◆ Problem description
Set down every line of the data, unchanged and complete.

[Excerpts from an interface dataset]
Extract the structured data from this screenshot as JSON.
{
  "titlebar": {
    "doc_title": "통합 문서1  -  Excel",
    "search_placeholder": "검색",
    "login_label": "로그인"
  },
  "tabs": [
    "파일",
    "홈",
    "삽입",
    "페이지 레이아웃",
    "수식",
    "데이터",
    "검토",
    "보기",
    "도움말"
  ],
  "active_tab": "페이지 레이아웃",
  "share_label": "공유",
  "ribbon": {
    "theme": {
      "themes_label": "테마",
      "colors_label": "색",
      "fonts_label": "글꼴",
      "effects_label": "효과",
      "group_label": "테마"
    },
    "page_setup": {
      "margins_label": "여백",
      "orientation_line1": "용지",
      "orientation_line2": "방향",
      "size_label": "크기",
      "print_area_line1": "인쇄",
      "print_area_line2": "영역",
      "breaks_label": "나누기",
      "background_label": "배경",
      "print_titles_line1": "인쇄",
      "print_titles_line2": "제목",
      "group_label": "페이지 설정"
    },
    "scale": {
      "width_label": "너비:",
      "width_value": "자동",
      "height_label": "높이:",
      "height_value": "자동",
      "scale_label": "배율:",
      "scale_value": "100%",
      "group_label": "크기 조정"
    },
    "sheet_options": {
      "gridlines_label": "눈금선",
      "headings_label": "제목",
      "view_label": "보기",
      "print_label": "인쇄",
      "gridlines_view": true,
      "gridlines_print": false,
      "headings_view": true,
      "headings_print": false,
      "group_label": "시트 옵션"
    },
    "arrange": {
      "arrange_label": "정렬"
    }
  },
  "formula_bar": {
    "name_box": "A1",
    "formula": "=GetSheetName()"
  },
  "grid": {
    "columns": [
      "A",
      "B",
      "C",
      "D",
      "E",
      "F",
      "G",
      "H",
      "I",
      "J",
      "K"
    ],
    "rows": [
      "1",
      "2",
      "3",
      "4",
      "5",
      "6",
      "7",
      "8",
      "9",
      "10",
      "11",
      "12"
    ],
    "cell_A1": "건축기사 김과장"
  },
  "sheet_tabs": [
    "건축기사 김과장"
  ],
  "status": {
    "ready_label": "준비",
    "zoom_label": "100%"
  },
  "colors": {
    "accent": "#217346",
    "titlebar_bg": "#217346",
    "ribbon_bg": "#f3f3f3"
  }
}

◆ Response area
Extract the structured data from this screenshot as JSON.
{
  "titlebar": {
    "doc_title": "통합 문서1  -  Excel",
    "search_placeholder": "검색",
    "login_label": "로그인"
  },
  "tabs": [
    "파일",
    "홈",
    "삽입",
    "페이지 레이아웃",
    "수식",
    "데이터",
    "검토",
    "보기",
    "도움말"
  ],
  "active_tab": "페이지 레이아웃",
  "share_label": "공유",
  "ribbon": {
    "theme": {
      "themes_label": "테마",
      "colors_label": "색",
      "fonts_label": "글꼴",
      "effects_label": "효과",
      "group_label": "테마"
    },
    "page_setup": {
      "margins_label": "여백",
      "orientation_line1": "용지",
      "orientation_line2": "방향",
      "size_label": "크기",
      "print_area_line1": "인쇄",
      "print_area_line2": "영역",
      "breaks_label": "나누기",
      "background_label": "배경",
      "print_titles_line1": "인쇄",
      "print_titles_line2": "제목",
      "group_label": "페이지 설정"
    },
    "scale": {
      "width_label": "너비:",
      "width_value": "자동",
      "height_label": "높이:",
      "height_value": "자동",
      "scale_label": "배율:",
      "scale_value": "100%",
      "group_label": "크기 조정"
    },
    "sheet_options": {
      "gridlines_label": "눈금선",
      "headings_label": "제목",
      "view_label": "보기",
      "print_label": "인쇄",
      "gridlines_view": true,
      "gridlines_print": false,
      "headings_view": true,
      "headings_print": false,
      "group_label": "시트 옵션"
    },
    "arrange": {
      "arrange_label": "정렬"
    }
  },
  "formula_bar": {
    "name_box": "A1",
    "formula": "=GetSheetName()"
  },
  "grid": {
    "columns": [
      "A",
      "B",
      "C",
      "D",
      "E",
      "F",
      "G",
      "H",
      "I",
      "J",
      "K"
    ],
    "rows": [
      "1",
      "2",
      "3",
      "4",
      "5",
      "6",
      "7",
      "8",
      "9",
      "10",
      "11",
      "12"
    ],
    "cell_A1": "건축기사 김과장"
  },
  "sheet_tabs": [
    "건축기사 김과장"
  ],
  "status": {
    "ready_label": "준비",
    "zoom_label": "100%"
  },
  "colors": {
    "accent": "#217346",
    "titlebar_bg": "#217346",
    "ribbon_bg": "#f3f3f3"
  }
}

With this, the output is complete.